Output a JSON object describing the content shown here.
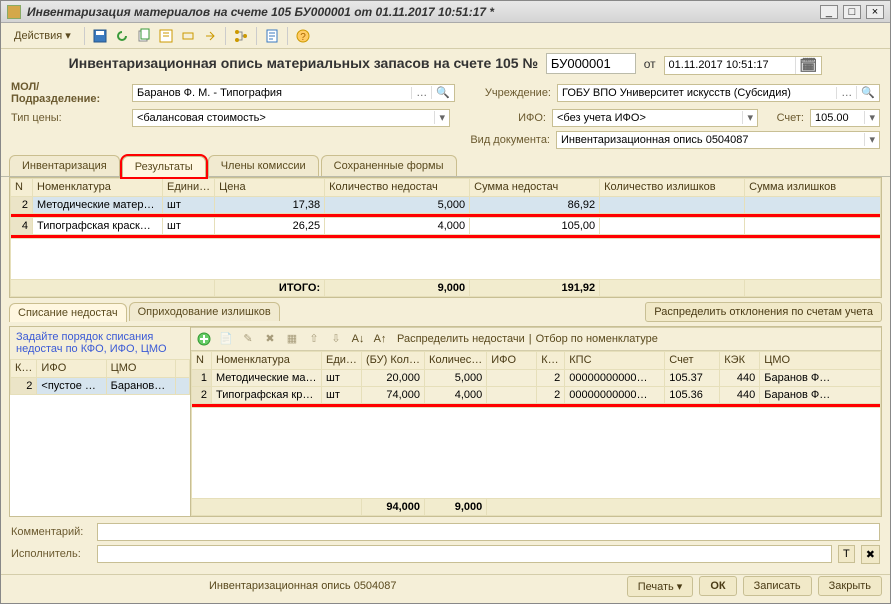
{
  "window": {
    "title": "Инвентаризация материалов на счете 105 БУ000001 от 01.11.2017 10:51:17 *"
  },
  "toolbar": {
    "actions": "Действия"
  },
  "header": {
    "title_prefix": "Инвентаризационная опись материальных запасов на счете 105 №",
    "number": "БУ000001",
    "from": "от",
    "date": "01.11.2017 10:51:17"
  },
  "f": {
    "mol_label": "МОЛ/Подразделение:",
    "mol_value": "Баранов Ф. М. - Типография",
    "uch_label": "Учреждение:",
    "uch_value": "ГОБУ ВПО Университет искусств (Субсидия)",
    "tipcen_label": "Тип цены:",
    "tipcen_value": "<балансовая стоимость>",
    "ifo_label": "ИФО:",
    "ifo_value": "<без учета ИФО>",
    "schet_label": "Счет:",
    "schet_value": "105.00",
    "viddoc_label": "Вид документа:",
    "viddoc_value": "Инвентаризационная опись 0504087"
  },
  "main_tabs": [
    "Инвентаризация",
    "Результаты",
    "Члены комиссии",
    "Сохраненные формы"
  ],
  "main_tabs_active": 1,
  "grid1": {
    "cols": [
      "N",
      "Номенклатура",
      "Едини…",
      "Цена",
      "Количество недостач",
      "Сумма недостач",
      "Количество излишков",
      "Сумма излишков"
    ],
    "rows": [
      {
        "n": "2",
        "nom": "Методические матер…",
        "ed": "шт",
        "price": "17,38",
        "qn": "5,000",
        "sn": "86,92",
        "qi": "",
        "si": ""
      },
      {
        "n": "4",
        "nom": "Типографская краск…",
        "ed": "шт",
        "price": "26,25",
        "qn": "4,000",
        "sn": "105,00",
        "qi": "",
        "si": ""
      }
    ],
    "itogo_label": "ИТОГО:",
    "itogo_qn": "9,000",
    "itogo_sn": "191,92"
  },
  "sub_tabs": [
    "Списание недостач",
    "Оприходование излишков"
  ],
  "dist_button": "Распределить отклонения по счетам учета",
  "left_panel": {
    "hint": "Задайте порядок списания недостач по КФО, ИФО, ЦМО",
    "cols": [
      "К…",
      "ИФО",
      "ЦМО"
    ],
    "row": {
      "k": "2",
      "ifo": "<пустое …",
      "cmo": "Баранов…"
    }
  },
  "right_toolbar": {
    "dist": "Распределить недостачи",
    "filter": "Отбор по номенклатуре"
  },
  "grid2": {
    "cols": [
      "N",
      "Номенклатура",
      "Еди…",
      "(БУ) Кол…",
      "Количес…",
      "ИФО",
      "К…",
      "КПС",
      "Счет",
      "КЭК",
      "ЦМО"
    ],
    "rows": [
      {
        "n": "1",
        "nom": "Методические ма…",
        "ed": "шт",
        "bukol": "20,000",
        "kol": "5,000",
        "ifo": "",
        "k": "2",
        "kps": "00000000000…",
        "schet": "105.37",
        "kek": "440",
        "cmo": "Баранов Ф…"
      },
      {
        "n": "2",
        "nom": "Типографская кр…",
        "ed": "шт",
        "bukol": "74,000",
        "kol": "4,000",
        "ifo": "",
        "k": "2",
        "kps": "00000000000…",
        "schet": "105.36",
        "kek": "440",
        "cmo": "Баранов Ф…"
      }
    ],
    "tot_bu": "94,000",
    "tot_kol": "9,000"
  },
  "bottom": {
    "comment_label": "Комментарий:",
    "exec_label": "Исполнитель:"
  },
  "status": {
    "doc": "Инвентаризационная опись 0504087",
    "print": "Печать",
    "ok": "ОК",
    "save": "Записать",
    "close": "Закрыть"
  }
}
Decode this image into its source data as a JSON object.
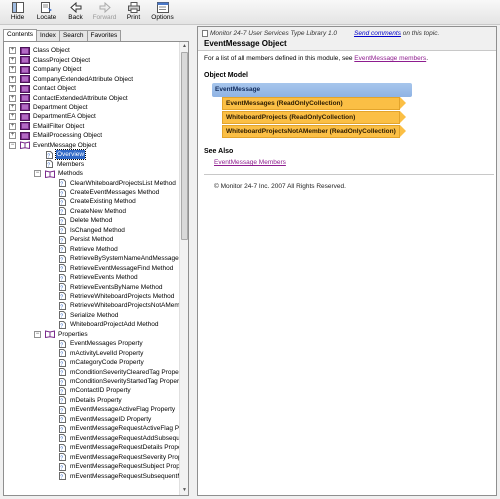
{
  "toolbar": {
    "buttons": [
      {
        "label": "Hide",
        "icon": "hide-pane-icon",
        "enabled": true
      },
      {
        "label": "Locate",
        "icon": "locate-icon",
        "enabled": true
      },
      {
        "label": "Back",
        "icon": "back-arrow-icon",
        "enabled": true
      },
      {
        "label": "Forward",
        "icon": "forward-arrow-icon",
        "enabled": false
      },
      {
        "label": "Print",
        "icon": "printer-icon",
        "enabled": true
      },
      {
        "label": "Options",
        "icon": "options-icon",
        "enabled": true
      }
    ]
  },
  "nav_tabs": [
    "Contents",
    "Index",
    "Search",
    "Favorites"
  ],
  "tree": {
    "top_items": [
      "Class Object",
      "ClassProject Object",
      "Company Object",
      "CompanyExtendedAttribute Object",
      "Contact Object",
      "ContactExtendedAttribute Object",
      "Department Object",
      "DepartmentEA Object",
      "EMailFilter Object",
      "EMailProcessing Object"
    ],
    "open_item": "EventMessage Object",
    "open_children": [
      "Overview",
      "Members"
    ],
    "methods_label": "Methods",
    "methods": [
      "ClearWhiteboardProjectsList Method",
      "CreateEventMessages Method",
      "CreateExisting Method",
      "CreateNew Method",
      "Delete Method",
      "IsChanged Method",
      "Persist Method",
      "Retrieve Method",
      "RetrieveBySystemNameAndMessageID M",
      "RetrieveEventMessageFind Method",
      "RetrieveEvents Method",
      "RetrieveEventsByName Method",
      "RetrieveWhiteboardProjects Method",
      "RetrieveWhiteboardProjectsNotAMembe",
      "Serialize Method",
      "WhiteboardProjectAdd Method"
    ],
    "properties_label": "Properties",
    "properties": [
      "EventMessages Property",
      "mActivityLevelId Property",
      "mCategoryCode Property",
      "mConditionSeverityClearedTag Property",
      "mConditionSeverityStartedTag Property",
      "mContactID Property",
      "mDetails Property",
      "mEventMessageActiveFlag Property",
      "mEventMessageID Property",
      "mEventMessageRequestActiveFlag Property",
      "mEventMessageRequestAddSubsequen",
      "mEventMessageRequestDetails Property",
      "mEventMessageRequestSeverity Property",
      "mEventMessageRequestSubject Property",
      "mEventMessageRequestSubsequentMe"
    ]
  },
  "content": {
    "library": "Monitor 24-7 User Services Type Library 1.0",
    "feedback_link": "Send comments",
    "feedback_suffix": " on this topic.",
    "title": "EventMessage Object",
    "intro_prefix": "For a list of all members defined in this module, see ",
    "intro_link": "EventMessage members",
    "intro_suffix": ".",
    "object_model_heading": "Object Model",
    "object_model_root": "EventMessage",
    "object_model_items": [
      "EventMessages (ReadOnlyCollection)",
      "WhiteboardProjects (ReadOnlyCollection)",
      "WhiteboardProjectsNotAMember (ReadOnlyCollection)"
    ],
    "see_also_heading": "See Also",
    "see_also_link": "EventMessage Members",
    "copyright": "© Monitor 24-7 Inc. 2007 All Rights Reserved."
  },
  "colors": {
    "selection": "#3169c6",
    "link": "#0000c8",
    "visited_link": "#8e1d8f",
    "om_root": "#a7c6ec",
    "om_item": "#fbbf45",
    "book": "#7a2c8c"
  }
}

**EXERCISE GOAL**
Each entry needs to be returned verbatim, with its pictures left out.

**ANSWER FOR THE TASK**
Output a JSON object describing the content shown here.
{
  "window": {
    "title": "Инвентаризация материалов на счете 105 БУ000001 от 01.11.2017 10:51:17 *"
  },
  "toolbar": {
    "actions": "Действия"
  },
  "header": {
    "title_prefix": "Инвентаризационная опись материальных запасов на счете 105 №",
    "number": "БУ000001",
    "from": "от",
    "date": "01.11.2017 10:51:17"
  },
  "f": {
    "mol_label": "МОЛ/Подразделение:",
    "mol_value": "Баранов Ф. М. - Типография",
    "uch_label": "Учреждение:",
    "uch_value": "ГОБУ ВПО Университет искусств (Субсидия)",
    "tipcen_label": "Тип цены:",
    "tipcen_value": "<балансовая стоимость>",
    "ifo_label": "ИФО:",
    "ifo_value": "<без учета ИФО>",
    "schet_label": "Счет:",
    "schet_value": "105.00",
    "viddoc_label": "Вид документа:",
    "viddoc_value": "Инвентаризационная опись 0504087"
  },
  "main_tabs": [
    "Инвентаризация",
    "Результаты",
    "Члены комиссии",
    "Сохраненные формы"
  ],
  "main_tabs_active": 1,
  "grid1": {
    "cols": [
      "N",
      "Номенклатура",
      "Едини…",
      "Цена",
      "Количество недостач",
      "Сумма недостач",
      "Количество излишков",
      "Сумма излишков"
    ],
    "rows": [
      {
        "n": "2",
        "nom": "Методические матер…",
        "ed": "шт",
        "price": "17,38",
        "qn": "5,000",
        "sn": "86,92",
        "qi": "",
        "si": ""
      },
      {
        "n": "4",
        "nom": "Типографская краск…",
        "ed": "шт",
        "price": "26,25",
        "qn": "4,000",
        "sn": "105,00",
        "qi": "",
        "si": ""
      }
    ],
    "itogo_label": "ИТОГО:",
    "itogo_qn": "9,000",
    "itogo_sn": "191,92"
  },
  "sub_tabs": [
    "Списание недостач",
    "Оприходование излишков"
  ],
  "dist_button": "Распределить отклонения по счетам учета",
  "left_panel": {
    "hint": "Задайте порядок списания недостач по КФО, ИФО, ЦМО",
    "cols": [
      "К…",
      "ИФО",
      "ЦМО"
    ],
    "row": {
      "k": "2",
      "ifo": "<пустое …",
      "cmo": "Баранов…"
    }
  },
  "right_toolbar": {
    "dist": "Распределить недостачи",
    "filter": "Отбор по номенклатуре"
  },
  "grid2": {
    "cols": [
      "N",
      "Номенклатура",
      "Еди…",
      "(БУ) Кол…",
      "Количес…",
      "ИФО",
      "К…",
      "КПС",
      "Счет",
      "КЭК",
      "ЦМО"
    ],
    "rows": [
      {
        "n": "1",
        "nom": "Методические ма…",
        "ed": "шт",
        "bukol": "20,000",
        "kol": "5,000",
        "ifo": "",
        "k": "2",
        "kps": "00000000000…",
        "schet": "105.37",
        "kek": "440",
        "cmo": "Баранов Ф…"
      },
      {
        "n": "2",
        "nom": "Типографская кр…",
        "ed": "шт",
        "bukol": "74,000",
        "kol": "4,000",
        "ifo": "",
        "k": "2",
        "kps": "00000000000…",
        "schet": "105.36",
        "kek": "440",
        "cmo": "Баранов Ф…"
      }
    ],
    "tot_bu": "94,000",
    "tot_kol": "9,000"
  },
  "bottom": {
    "comment_label": "Комментарий:",
    "exec_label": "Исполнитель:"
  },
  "status": {
    "doc": "Инвентаризационная опись 0504087",
    "print": "Печать",
    "ok": "ОК",
    "save": "Записать",
    "close": "Закрыть"
  }
}
Decode this image into its source data as a JSON object.
{
  "toolbar": {
    "buttons": [
      {
        "label": "Hide",
        "icon": "hide-pane-icon",
        "enabled": true
      },
      {
        "label": "Locate",
        "icon": "locate-icon",
        "enabled": true
      },
      {
        "label": "Back",
        "icon": "back-arrow-icon",
        "enabled": true
      },
      {
        "label": "Forward",
        "icon": "forward-arrow-icon",
        "enabled": false
      },
      {
        "label": "Print",
        "icon": "printer-icon",
        "enabled": true
      },
      {
        "label": "Options",
        "icon": "options-icon",
        "enabled": true
      }
    ]
  },
  "nav_tabs": [
    "Contents",
    "Index",
    "Search",
    "Favorites"
  ],
  "tree": {
    "top_items": [
      "Class Object",
      "ClassProject Object",
      "Company Object",
      "CompanyExtendedAttribute Object",
      "Contact Object",
      "ContactExtendedAttribute Object",
      "Department Object",
      "DepartmentEA Object",
      "EMailFilter Object",
      "EMailProcessing Object"
    ],
    "open_item": "EventMessage Object",
    "open_children": [
      "Overview",
      "Members"
    ],
    "methods_label": "Methods",
    "methods": [
      "ClearWhiteboardProjectsList Method",
      "CreateEventMessages Method",
      "CreateExisting Method",
      "CreateNew Method",
      "Delete Method",
      "IsChanged Method",
      "Persist Method",
      "Retrieve Method",
      "RetrieveBySystemNameAndMessageID M",
      "RetrieveEventMessageFind Method",
      "RetrieveEvents Method",
      "RetrieveEventsByName Method",
      "RetrieveWhiteboardProjects Method",
      "RetrieveWhiteboardProjectsNotAMembe",
      "Serialize Method",
      "WhiteboardProjectAdd Method"
    ],
    "properties_label": "Properties",
    "properties": [
      "EventMessages Property",
      "mActivityLevelId Property",
      "mCategoryCode Property",
      "mConditionSeverityClearedTag Property",
      "mConditionSeverityStartedTag Property",
      "mContactID Property",
      "mDetails Property",
      "mEventMessageActiveFlag Property",
      "mEventMessageID Property",
      "mEventMessageRequestActiveFlag Property",
      "mEventMessageRequestAddSubsequen",
      "mEventMessageRequestDetails Property",
      "mEventMessageRequestSeverity Property",
      "mEventMessageRequestSubject Property",
      "mEventMessageRequestSubsequentMe"
    ]
  },
  "content": {
    "library": "Monitor 24-7 User Services Type Library 1.0",
    "feedback_link": "Send comments",
    "feedback_suffix": " on this topic.",
    "title": "EventMessage Object",
    "intro_prefix": "For a list of all members defined in this module, see ",
    "intro_link": "EventMessage members",
    "intro_suffix": ".",
    "object_model_heading": "Object Model",
    "object_model_root": "EventMessage",
    "object_model_items": [
      "EventMessages (ReadOnlyCollection)",
      "WhiteboardProjects (ReadOnlyCollection)",
      "WhiteboardProjectsNotAMember (ReadOnlyCollection)"
    ],
    "see_also_heading": "See Also",
    "see_also_link": "EventMessage Members",
    "copyright": "© Monitor 24-7 Inc. 2007 All Rights Reserved."
  },
  "colors": {
    "selection": "#3169c6",
    "link": "#0000c8",
    "visited_link": "#8e1d8f",
    "om_root": "#a7c6ec",
    "om_item": "#fbbf45",
    "book": "#7a2c8c"
  }
}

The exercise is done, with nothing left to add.